Prof. Dr. Manos Tsakiris

Prof. Tsakiris joined Royal Holloway in 2007 as a lecturer. By that time, his research on embodied cognition was already having an impact in the field. Soon after his appointment, he secured major funding from ESRC (2009-12) and ERC (2011-2016) and was promoted to professor in 2013. These innovative projects and the Lab of Action & Body (LAB) that he formed and led at RHUL shaped the contemporary psychological and neuroscientific understanding of body-awareness and self-identity in three key ways: (1) they developed a novel, comprehensive and empirically testable neurocognitive model of body-awareness (Tsakiris, 2010; 404 citations, the most cited review paper in the body-ownership literature). (2) They showed for the first time how multisensory information changes the mental representation of one’s identity (e.g. Tsakiris, 2008, 145 citations) and how changes in body representations result in measurable changes in social cognition such as changes in implicit biases (Maister et al., 2013; for a review see Maister, Slater, Sanchez-Vives & Tsakiris, 2015; ERC Starting Grant). (3) They showed for the first time how signals from within the body (i.e. interoceptive) and from the outside (i.e. exteroceptive) are dynamically integrated in self-awareness (e.g. Tsakiris et al., 2011, 193 citations). This novel direction motivated several new lines of research in his and other labs in a research area that has seen a 10-fold increase in publications over the last few years and with important implications for clinical psychology and psychiatry (e.g. body-image, anxiety), developmental psychology (e.g. emotion regulation), cognitive psychology (e.g. decision-making) and technological translation (e.g. wearable technology). With substantial funding from a recently awarded ERC Consolidator Grant (2017-2022), he now has the opportunity to consolidate the frontiers research on the interoceptive basis of cognition.

His research is highly interdisciplinary and uses a wide range of methods to investigate the neurocognitive mechanisms that shape the experience of embodiment and self-identity. He is the recipient of the Young Mind and Brain Prize in 2014 and the 22nd Experimental Psychology Society Prize in 2015. Since 2016, he is leading the interdisciplinary Body & Image in Arts & Science (BIAS) project at the Warburg Institute, and since 2017 the INtheSELF ERC Consolidator project at Royal Holloway. In 2016, thanks to the inaugural NOMIS Foundation Distinguished Scientist Award, Tsakiris developed an interdisciplinary project on secondment at the Warburg Institute. The ‘Body & Image in Arts & Science’ (BIAS, 2016-19) project capitalized on his expertise on embodiment to pave new ways in which we can study, across disciplines, how we (bodily) relate and respond to other humans in a culture powered by images

Relevant (selected) publications

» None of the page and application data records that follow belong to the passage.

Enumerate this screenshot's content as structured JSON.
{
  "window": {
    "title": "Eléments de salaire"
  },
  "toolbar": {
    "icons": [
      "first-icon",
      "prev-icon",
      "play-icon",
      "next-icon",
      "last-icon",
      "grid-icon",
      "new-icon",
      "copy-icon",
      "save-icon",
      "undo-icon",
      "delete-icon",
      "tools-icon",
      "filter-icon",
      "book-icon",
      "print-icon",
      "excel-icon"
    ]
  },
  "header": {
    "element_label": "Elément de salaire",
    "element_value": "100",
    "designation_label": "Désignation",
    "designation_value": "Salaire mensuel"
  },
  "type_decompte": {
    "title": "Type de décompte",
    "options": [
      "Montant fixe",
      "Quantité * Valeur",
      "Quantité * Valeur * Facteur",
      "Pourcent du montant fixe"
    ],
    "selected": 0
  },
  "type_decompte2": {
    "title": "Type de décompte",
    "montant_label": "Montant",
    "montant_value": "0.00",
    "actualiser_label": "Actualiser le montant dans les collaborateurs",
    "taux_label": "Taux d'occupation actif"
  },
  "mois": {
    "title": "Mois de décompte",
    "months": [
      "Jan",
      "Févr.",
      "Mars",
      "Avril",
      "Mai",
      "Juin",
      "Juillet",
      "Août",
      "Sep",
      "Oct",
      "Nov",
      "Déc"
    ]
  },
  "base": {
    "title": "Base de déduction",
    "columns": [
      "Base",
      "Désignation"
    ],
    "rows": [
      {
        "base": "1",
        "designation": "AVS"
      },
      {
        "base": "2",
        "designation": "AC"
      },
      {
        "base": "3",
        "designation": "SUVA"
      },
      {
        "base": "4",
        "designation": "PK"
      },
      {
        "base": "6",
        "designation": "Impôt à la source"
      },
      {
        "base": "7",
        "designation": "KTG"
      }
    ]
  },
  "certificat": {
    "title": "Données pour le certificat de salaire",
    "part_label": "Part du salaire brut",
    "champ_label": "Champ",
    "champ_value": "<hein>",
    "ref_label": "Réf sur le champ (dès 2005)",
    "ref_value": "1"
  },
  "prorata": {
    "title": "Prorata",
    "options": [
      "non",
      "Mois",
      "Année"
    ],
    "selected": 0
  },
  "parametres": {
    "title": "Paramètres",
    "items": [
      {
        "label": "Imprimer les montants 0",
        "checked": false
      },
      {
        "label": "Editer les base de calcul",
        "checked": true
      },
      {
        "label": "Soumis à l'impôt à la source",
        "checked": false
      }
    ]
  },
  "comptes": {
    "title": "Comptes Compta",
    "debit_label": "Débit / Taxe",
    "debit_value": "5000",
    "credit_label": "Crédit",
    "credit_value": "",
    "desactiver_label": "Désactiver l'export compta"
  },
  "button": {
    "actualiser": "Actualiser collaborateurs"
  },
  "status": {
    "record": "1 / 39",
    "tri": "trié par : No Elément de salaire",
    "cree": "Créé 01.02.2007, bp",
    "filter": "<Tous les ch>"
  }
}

1.) Tsakiris, M., et al (2019). When the lens is too wide: the visual dehumanization of refugees and its political consequences.

2.) Tsakiris, M., et al (2019). The Warburg Dance Movement Library—The WADAMO Library: A Validation Study. Perception, 48(1), 26–57.

3.) Tsakiris, M., et al (2018). Relating movements in aesthetic spaces: Immersing, distancing, and remembering. In Progress in Brain Research (Vol. 237, pp. 455–469). Elsevier.

4.)Tsakiris, M., et al (2017). Art reception as an interoceptive embodied predictive experience. Behavioral and Brain Sciences, 40.

5.)Tsakiris, M., et al (2017). Cardiac afferent activity modulates the expression of racial stereotypes. Nature Communications, 8, 13854.

Relevant (selected) projects and activities

1.)‘Body & Image in Arts & Science’ (BIAS, 2016-19). The BIAS project capitalized on Tsakiris’ expertise on embodiment to pave new ways in which we can study, across disciplines, how we (bodily) relate and respond to other humans in a culture powered by images. The onset of the BIAS project coincided with major social and political events in Europe and in US and inevitably the project took on a more political direction as it focused on the role of embodiment for understanding visual politics.

2.) Professor of Psychology, Department of Psychology, Royal Holloway University of London

3.) European Research Council, Starting Investigator Award, “The plasticity of the self: experimenting with self-identity in the face of change”, (PI, €1,444,463 for RHUL). Investigated the plasticity and continuity of the self and how our own body-image affects the way we perceive other people.

4.) ESRC First Grant: “Multisensory integration and self-face recognition” (PI, £300k for RHUL)

5.) Volkswagen Foundation, Research Grant: “Narcissus & Echo: Self-consciousness and the Inter- subjective Body” (PI, 400k €, value to RHUL: 162k €). Received the “European Platform for Life Sciences, Mind Sciences, and the Humanities” grant.